Data about app and page elements:
<<<<

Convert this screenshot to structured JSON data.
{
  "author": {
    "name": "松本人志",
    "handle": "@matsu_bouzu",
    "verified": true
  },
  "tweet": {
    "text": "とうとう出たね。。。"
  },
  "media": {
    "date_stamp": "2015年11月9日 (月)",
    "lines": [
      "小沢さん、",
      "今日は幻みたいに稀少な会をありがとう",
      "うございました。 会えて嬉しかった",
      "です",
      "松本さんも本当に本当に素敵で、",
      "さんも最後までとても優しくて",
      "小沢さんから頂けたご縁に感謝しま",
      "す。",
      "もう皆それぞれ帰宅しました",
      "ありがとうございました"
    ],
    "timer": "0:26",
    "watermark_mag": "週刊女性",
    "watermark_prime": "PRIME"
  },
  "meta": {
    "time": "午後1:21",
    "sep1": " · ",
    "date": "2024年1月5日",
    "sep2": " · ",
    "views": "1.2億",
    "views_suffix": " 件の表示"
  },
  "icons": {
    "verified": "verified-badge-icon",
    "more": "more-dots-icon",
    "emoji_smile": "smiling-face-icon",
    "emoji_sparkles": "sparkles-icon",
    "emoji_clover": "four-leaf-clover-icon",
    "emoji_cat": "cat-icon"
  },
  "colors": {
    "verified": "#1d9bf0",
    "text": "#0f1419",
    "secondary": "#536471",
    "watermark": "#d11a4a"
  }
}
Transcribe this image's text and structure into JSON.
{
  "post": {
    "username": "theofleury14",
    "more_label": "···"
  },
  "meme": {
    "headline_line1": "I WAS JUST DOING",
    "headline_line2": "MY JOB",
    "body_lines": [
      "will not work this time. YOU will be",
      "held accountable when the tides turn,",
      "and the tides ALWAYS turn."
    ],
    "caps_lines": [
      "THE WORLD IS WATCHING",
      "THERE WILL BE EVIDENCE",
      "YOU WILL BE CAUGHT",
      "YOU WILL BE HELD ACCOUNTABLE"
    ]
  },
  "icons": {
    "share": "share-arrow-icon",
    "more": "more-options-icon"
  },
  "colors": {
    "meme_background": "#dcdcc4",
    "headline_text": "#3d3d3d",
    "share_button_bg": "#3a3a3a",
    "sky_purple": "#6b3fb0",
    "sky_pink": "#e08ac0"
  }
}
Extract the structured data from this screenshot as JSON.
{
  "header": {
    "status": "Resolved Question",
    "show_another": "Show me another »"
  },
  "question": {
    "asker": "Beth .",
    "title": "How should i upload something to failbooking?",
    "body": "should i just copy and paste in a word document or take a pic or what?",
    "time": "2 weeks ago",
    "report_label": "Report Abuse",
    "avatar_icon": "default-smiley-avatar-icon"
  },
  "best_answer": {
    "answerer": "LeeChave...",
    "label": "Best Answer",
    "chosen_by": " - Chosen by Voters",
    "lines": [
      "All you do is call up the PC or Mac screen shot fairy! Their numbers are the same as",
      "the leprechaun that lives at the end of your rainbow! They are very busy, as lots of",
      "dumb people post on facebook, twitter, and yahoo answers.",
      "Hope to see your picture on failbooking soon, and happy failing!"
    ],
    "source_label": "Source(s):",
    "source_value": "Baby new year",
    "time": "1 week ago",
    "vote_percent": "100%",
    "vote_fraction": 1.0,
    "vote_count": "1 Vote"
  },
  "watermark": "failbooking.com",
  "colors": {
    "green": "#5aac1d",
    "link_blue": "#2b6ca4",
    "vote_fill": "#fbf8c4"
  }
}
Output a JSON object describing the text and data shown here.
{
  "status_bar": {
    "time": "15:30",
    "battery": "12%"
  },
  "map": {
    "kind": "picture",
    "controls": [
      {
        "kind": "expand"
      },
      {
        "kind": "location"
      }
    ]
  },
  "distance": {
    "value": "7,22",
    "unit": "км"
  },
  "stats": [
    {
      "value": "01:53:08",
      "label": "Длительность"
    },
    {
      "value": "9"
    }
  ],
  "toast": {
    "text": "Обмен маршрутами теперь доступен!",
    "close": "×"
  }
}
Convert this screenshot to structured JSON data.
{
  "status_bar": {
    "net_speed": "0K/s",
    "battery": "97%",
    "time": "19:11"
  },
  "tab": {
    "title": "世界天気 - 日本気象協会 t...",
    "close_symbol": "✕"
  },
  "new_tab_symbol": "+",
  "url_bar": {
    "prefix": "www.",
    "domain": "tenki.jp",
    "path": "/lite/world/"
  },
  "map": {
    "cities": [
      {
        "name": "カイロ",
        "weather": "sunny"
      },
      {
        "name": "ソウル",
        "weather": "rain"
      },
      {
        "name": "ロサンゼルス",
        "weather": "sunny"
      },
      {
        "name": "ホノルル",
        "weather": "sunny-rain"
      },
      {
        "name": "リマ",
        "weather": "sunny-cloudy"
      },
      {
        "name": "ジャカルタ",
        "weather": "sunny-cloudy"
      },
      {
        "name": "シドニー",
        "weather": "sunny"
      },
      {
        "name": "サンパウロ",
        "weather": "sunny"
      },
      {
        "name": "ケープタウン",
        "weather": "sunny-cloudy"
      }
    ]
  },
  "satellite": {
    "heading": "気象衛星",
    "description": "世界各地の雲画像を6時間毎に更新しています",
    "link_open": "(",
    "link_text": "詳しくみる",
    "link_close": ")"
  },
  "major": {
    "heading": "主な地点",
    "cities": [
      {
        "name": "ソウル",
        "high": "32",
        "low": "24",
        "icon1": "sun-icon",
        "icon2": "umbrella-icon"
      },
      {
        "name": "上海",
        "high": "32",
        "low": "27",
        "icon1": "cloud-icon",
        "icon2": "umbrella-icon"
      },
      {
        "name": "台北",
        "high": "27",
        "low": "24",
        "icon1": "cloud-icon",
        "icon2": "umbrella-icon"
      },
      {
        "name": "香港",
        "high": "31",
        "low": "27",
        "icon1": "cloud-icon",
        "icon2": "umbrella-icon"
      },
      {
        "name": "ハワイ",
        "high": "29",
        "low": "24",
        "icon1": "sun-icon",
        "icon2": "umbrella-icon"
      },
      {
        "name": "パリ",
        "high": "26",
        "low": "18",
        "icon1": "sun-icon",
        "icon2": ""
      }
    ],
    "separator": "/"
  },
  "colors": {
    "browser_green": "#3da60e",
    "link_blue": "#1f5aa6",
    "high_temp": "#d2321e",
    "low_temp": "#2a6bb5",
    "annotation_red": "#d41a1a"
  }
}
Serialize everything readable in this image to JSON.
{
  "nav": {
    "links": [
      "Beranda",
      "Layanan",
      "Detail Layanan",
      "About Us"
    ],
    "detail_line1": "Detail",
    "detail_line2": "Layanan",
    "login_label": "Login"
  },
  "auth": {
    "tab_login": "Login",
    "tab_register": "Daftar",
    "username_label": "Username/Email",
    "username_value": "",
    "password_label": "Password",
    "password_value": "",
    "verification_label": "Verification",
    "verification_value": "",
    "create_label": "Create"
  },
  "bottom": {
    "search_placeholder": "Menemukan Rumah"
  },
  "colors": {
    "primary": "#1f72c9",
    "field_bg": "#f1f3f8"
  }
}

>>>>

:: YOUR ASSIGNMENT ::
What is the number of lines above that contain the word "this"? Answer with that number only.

:: EXERCISE SOLUTION ::
6